WASHINGTON President Barack Obama on Monday proposed a $3.99 trillion budget that drew scorn from Republicans and set up battles over tax reform, infrastructure spending, and the quest to prove which party best represents the middle class.
In his fiscal year 2016 budget blueprint, a political document that must be approved by Congress to take effect, Obama proposed a series of programs to help middle-income Americans that he would pay for with higher taxes on corporations and wealthy individuals.
He also sought to show that the United States could increase spending in a fiscally responsible way. The budget foresees a $474 billion deficit, which is 2.5 percent of U.S. gross domestic product, a level economists view as sustainable.
Obama's budget fleshes out proposals from his State of the Union address last month and helps highlight Democratic priorities for the last two years of his presidency and the beginning of the 2016 presidential campaign.
"I know there are Republicans who disagree with my approach. And I’ve said this before: If they have other ideas for how we can keep America safe, grow our economy, while helping middle-class families feel some sense of economic security, I welcome their ideas," Obama said.

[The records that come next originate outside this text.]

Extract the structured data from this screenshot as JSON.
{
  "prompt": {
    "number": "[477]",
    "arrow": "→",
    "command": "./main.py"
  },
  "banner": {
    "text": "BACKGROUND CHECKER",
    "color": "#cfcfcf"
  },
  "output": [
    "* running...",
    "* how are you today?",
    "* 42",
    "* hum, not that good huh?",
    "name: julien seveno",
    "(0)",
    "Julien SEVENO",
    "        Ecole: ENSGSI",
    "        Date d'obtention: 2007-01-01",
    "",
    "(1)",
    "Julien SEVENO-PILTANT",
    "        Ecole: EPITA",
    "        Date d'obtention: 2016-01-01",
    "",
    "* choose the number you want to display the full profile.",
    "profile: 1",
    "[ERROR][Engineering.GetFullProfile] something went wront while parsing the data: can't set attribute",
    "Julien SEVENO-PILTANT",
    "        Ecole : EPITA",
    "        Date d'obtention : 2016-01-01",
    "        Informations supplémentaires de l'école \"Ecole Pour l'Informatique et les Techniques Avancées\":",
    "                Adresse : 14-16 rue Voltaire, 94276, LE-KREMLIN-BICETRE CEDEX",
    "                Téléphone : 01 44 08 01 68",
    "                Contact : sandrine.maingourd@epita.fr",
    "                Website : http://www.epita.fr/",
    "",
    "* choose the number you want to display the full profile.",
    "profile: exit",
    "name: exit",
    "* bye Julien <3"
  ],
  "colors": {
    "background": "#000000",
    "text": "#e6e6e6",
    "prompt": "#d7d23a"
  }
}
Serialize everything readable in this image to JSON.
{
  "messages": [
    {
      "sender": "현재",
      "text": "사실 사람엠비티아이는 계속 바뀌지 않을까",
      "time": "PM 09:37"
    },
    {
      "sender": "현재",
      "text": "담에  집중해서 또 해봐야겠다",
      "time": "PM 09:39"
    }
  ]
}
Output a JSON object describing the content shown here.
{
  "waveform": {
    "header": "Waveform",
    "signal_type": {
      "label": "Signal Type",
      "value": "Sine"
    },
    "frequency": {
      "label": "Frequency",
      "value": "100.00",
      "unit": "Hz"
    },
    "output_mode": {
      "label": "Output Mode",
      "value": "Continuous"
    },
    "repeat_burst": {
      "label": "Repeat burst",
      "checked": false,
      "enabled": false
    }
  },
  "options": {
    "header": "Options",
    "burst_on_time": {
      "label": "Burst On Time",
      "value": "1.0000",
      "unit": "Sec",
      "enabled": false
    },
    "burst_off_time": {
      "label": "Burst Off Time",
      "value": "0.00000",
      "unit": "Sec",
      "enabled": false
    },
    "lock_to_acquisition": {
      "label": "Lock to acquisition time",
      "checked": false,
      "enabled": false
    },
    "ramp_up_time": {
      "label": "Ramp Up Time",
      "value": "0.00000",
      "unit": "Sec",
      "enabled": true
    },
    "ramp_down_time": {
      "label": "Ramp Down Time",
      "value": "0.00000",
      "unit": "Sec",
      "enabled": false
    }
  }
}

"But their numbers have to add up. And what we can’t do is play politics with folks’ economic security, or with our national security."
Obama spoke from the headquarters of the Department of Homeland Security, a site the White House chose to emphasize its insistence that Republicans fund the agency charged with implementing his controversial executive actions on immigration.

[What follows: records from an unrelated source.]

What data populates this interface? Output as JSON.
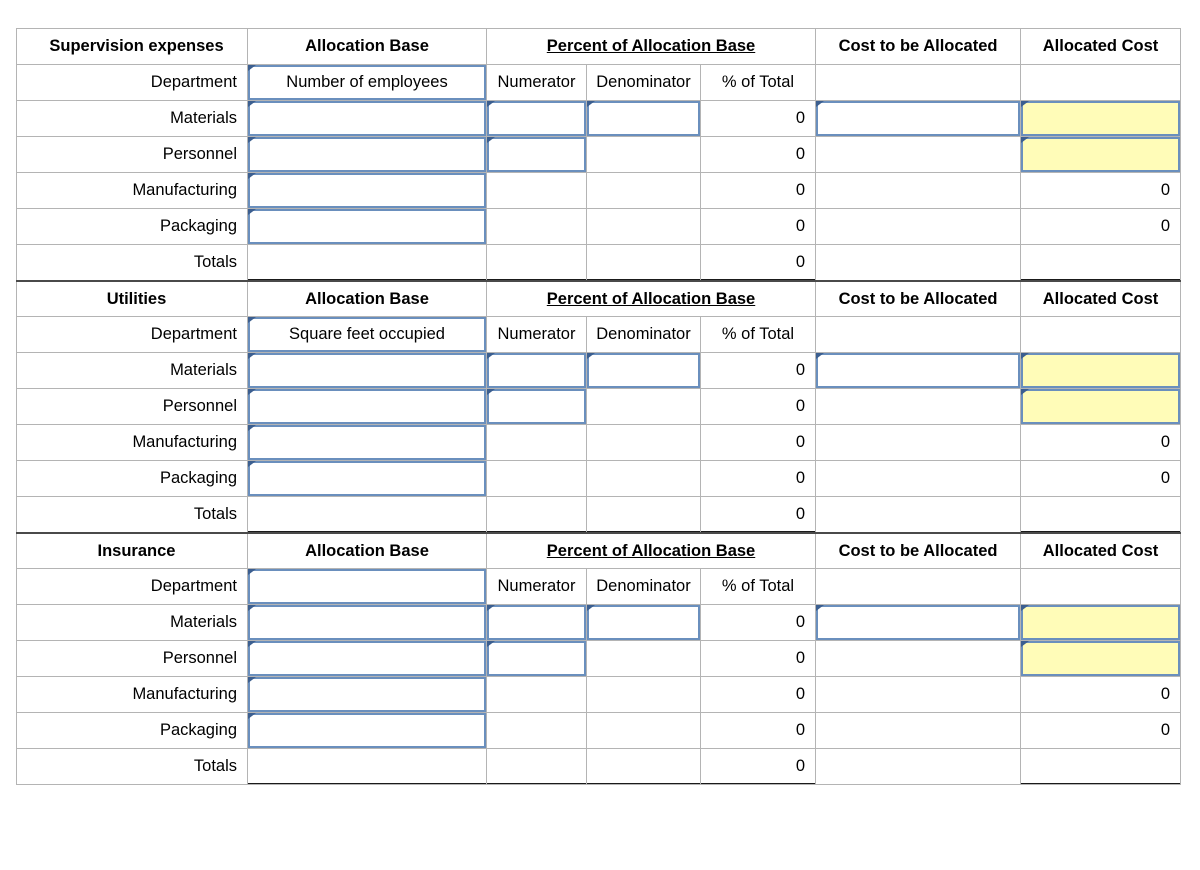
{
  "colors": {
    "header_blue": "#80A9DB",
    "input_border_blue": "#6a8fbd",
    "marker_blue": "#3c5f90",
    "highlight_yellow": "#FFFCB8",
    "grid_gray": "#b4b4b4"
  },
  "columns": {
    "department": "Department",
    "allocation_base": "Allocation Base",
    "percent_group": "Percent of Allocation Base",
    "numerator": "Numerator",
    "denominator": "Denominator",
    "percent_of_total": "% of Total",
    "cost_to_be_allocated": "Cost to be Allocated",
    "allocated_cost": "Allocated Cost"
  },
  "row_labels": {
    "materials": "Materials",
    "personnel": "Personnel",
    "manufacturing": "Manufacturing",
    "packaging": "Packaging",
    "totals": "Totals"
  },
  "sections": [
    {
      "title": "Supervision expenses",
      "allocation_base_value": "Number of employees",
      "rows": [
        {
          "label": "Materials",
          "base": "",
          "numerator": "",
          "denominator": "",
          "percent_of_total": "0",
          "cost": "",
          "allocated": ""
        },
        {
          "label": "Personnel",
          "base": "",
          "numerator": "",
          "denominator": "",
          "percent_of_total": "0",
          "cost": "",
          "allocated": ""
        },
        {
          "label": "Manufacturing",
          "base": "",
          "numerator": "",
          "denominator": "",
          "percent_of_total": "0",
          "cost": "",
          "allocated": "0"
        },
        {
          "label": "Packaging",
          "base": "",
          "numerator": "",
          "denominator": "",
          "percent_of_total": "0",
          "cost": "",
          "allocated": "0"
        }
      ],
      "totals": {
        "label": "Totals",
        "base": "",
        "numerator": "",
        "denominator": "",
        "percent_of_total": "0",
        "cost": "",
        "allocated": ""
      }
    },
    {
      "title": "Utilities",
      "allocation_base_value": "Square feet occupied",
      "rows": [
        {
          "label": "Materials",
          "base": "",
          "numerator": "",
          "denominator": "",
          "percent_of_total": "0",
          "cost": "",
          "allocated": ""
        },
        {
          "label": "Personnel",
          "base": "",
          "numerator": "",
          "denominator": "",
          "percent_of_total": "0",
          "cost": "",
          "allocated": ""
        },
        {
          "label": "Manufacturing",
          "base": "",
          "numerator": "",
          "denominator": "",
          "percent_of_total": "0",
          "cost": "",
          "allocated": "0"
        },
        {
          "label": "Packaging",
          "base": "",
          "numerator": "",
          "denominator": "",
          "percent_of_total": "0",
          "cost": "",
          "allocated": "0"
        }
      ],
      "totals": {
        "label": "Totals",
        "base": "",
        "numerator": "",
        "denominator": "",
        "percent_of_total": "0",
        "cost": "",
        "allocated": ""
      }
    },
    {
      "title": "Insurance",
      "allocation_base_value": "",
      "rows": [
        {
          "label": "Materials",
          "base": "",
          "numerator": "",
          "denominator": "",
          "percent_of_total": "0",
          "cost": "",
          "allocated": ""
        },
        {
          "label": "Personnel",
          "base": "",
          "numerator": "",
          "denominator": "",
          "percent_of_total": "0",
          "cost": "",
          "allocated": ""
        },
        {
          "label": "Manufacturing",
          "base": "",
          "numerator": "",
          "denominator": "",
          "percent_of_total": "0",
          "cost": "",
          "allocated": "0"
        },
        {
          "label": "Packaging",
          "base": "",
          "numerator": "",
          "denominator": "",
          "percent_of_total": "0",
          "cost": "",
          "allocated": "0"
        }
      ],
      "totals": {
        "label": "Totals",
        "base": "",
        "numerator": "",
        "denominator": "",
        "percent_of_total": "0",
        "cost": "",
        "allocated": ""
      }
    }
  ]
}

The president said the opposing party would put the nation at risk if they did not fully fund the department. Republicans have threatened to curtail department spending in order to block Obama's executive orders on immigration.
They have said they see room for compromise in areas such as tax reform and infrastructure, but many of Obama's programs, which were rolled out in the weeks before the budget's release, have landed with a thud.

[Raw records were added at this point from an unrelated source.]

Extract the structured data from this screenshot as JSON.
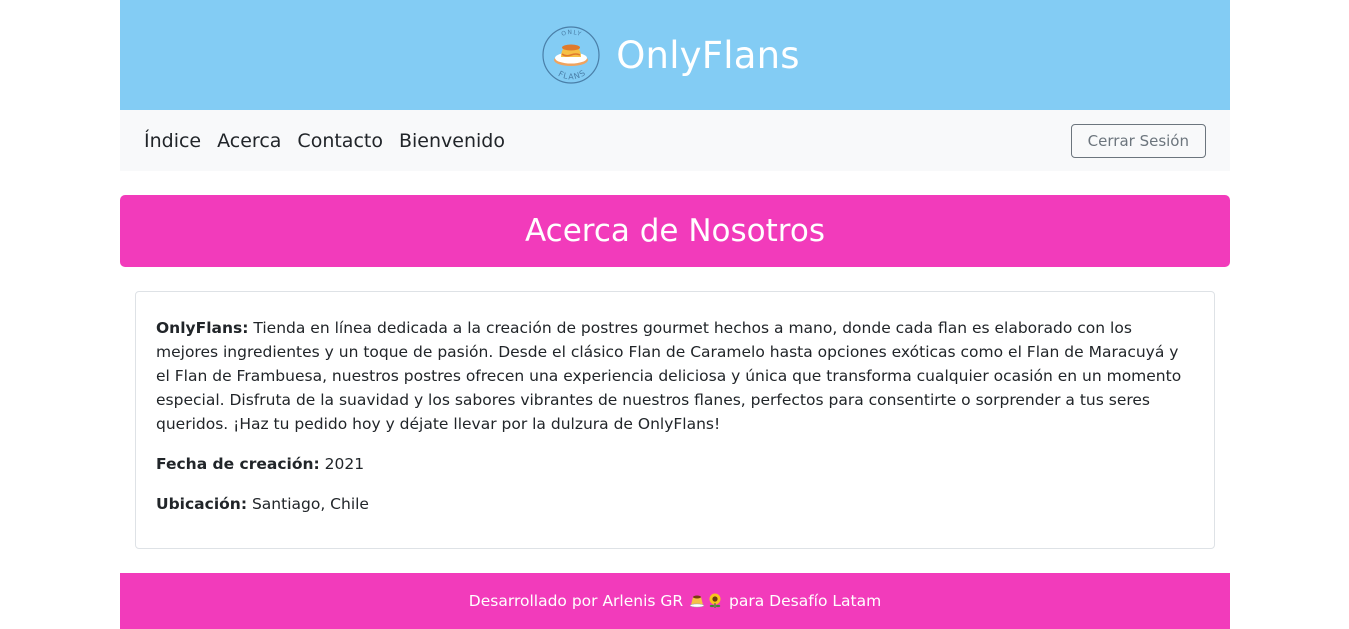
{
  "header": {
    "logo_top_text": "ONLY",
    "logo_bottom_text": "FLANS",
    "title": "OnlyFlans"
  },
  "nav": {
    "links": [
      {
        "label": "Índice"
      },
      {
        "label": "Acerca"
      },
      {
        "label": "Contacto"
      },
      {
        "label": "Bienvenido"
      }
    ],
    "logout_label": "Cerrar Sesión"
  },
  "banner": {
    "title": "Acerca de Nosotros"
  },
  "about": {
    "desc_label": "OnlyFlans:",
    "desc_text": " Tienda en línea dedicada a la creación de postres gourmet hechos a mano, donde cada flan es elaborado con los mejores ingredientes y un toque de pasión. Desde el clásico Flan de Caramelo hasta opciones exóticas como el Flan de Maracuyá y el Flan de Frambuesa, nuestros postres ofrecen una experiencia deliciosa y única que transforma cualquier ocasión en un momento especial. Disfruta de la suavidad y los sabores vibrantes de nuestros flanes, perfectos para consentirte o sorprender a tus seres queridos. ¡Haz tu pedido hoy y déjate llevar por la dulzura de OnlyFlans!",
    "date_label": "Fecha de creación:",
    "date_value": " 2021",
    "location_label": "Ubicación:",
    "location_value": " Santiago, Chile"
  },
  "footer": {
    "text_before": "Desarrollado por Arlenis GR ",
    "text_after": " para Desafío Latam"
  },
  "colors": {
    "header_bg": "#83ccf4",
    "accent_pink": "#f23bbb",
    "nav_bg": "#f8f9fa"
  },
  "icons": [
    "flan-logo-icon",
    "flan-emoji-icon",
    "sunflower-emoji-icon"
  ]
}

"Today, President Obama laid out a plan for more taxes, more spending, and more of the Washington gridlock that has failed middle-class families," said John Boehner, Republican speaker of the House of Representatives.
"It may be Groundhog Day, but the American people can't afford a repeat of the same old top-down policies of the past."
Democrats, however, viewed the budget as a statement of their priorities and a chance to demonstrate that they represent the party that champions middle-income Americans.
"(It) affords him an opportunity to contrast his vision of helping the middle class with the Republican Congress' approach of exacerbating inequality, ignoring the middle class and making the burdens of those who want to enter it even greater," said Neera Tanden, president of the Center for American Progress, which has close ties to the Obama White House.
INFRASTRUCTURE, TAX REFORM
The budget achieves some $1.8 trillion in deficit reduction over the next 10 years, officials said, through healthcare, tax and immigration reform, but the forecast assumes Republican support for Obama's programs, which is unlikely.
Republicans have blocked immigration reform legislation in the House, for example, and Obama's budget assumes passage of such a bill.
The administration foresees a continuation of the decline in unemployment, forecasting a rate of 5.4 percent in 2015. It currently stands at 5.6 percent.
It also proposes a new infrastructure bank, a 6 percent increase in research and development, and a controversial consolidation of U.S. government agencies. Obama has previously proposed combining trade agencies, but the proposal fizzled.
The budget sets aside $14 billion to strengthen U.S. cybersecurity defenses after a spate of high-profile hackings.
It calls for a one-time, 14 percent tax on an estimated $2.1 trillion in profits piled up abroad by companies such as General Electric (GE.N) and Microsoft (MSFT.O), while imposing a 19 percent tax on U.S. companies' future foreign earnings.
It proposes a 7 percent rise in U.S. domestic and military spending, ending "sequester" caps with reforms to crop insurance programs and closing tax loopholes such as one on "carried interest." Those moves would help fund investments in infrastructure and education.
The budget also would reform rules governing trust funds and raise the capital gains and dividend rates to 28 percent from the current top rates of 23.8 percent.
In foreign policy, the budget funds efforts to support NATO and European allies against Russian aggression.
It requests $8.8 billion to fund U.S. efforts to fight Islamic State militants, bolster Iraq's army and strengthen the "moderate" opposition in Syria.
(Additional reporting by Susan Heavey, David Lawder, Roberta Rampton, and Julia Edwards; Editing by Paul Simao)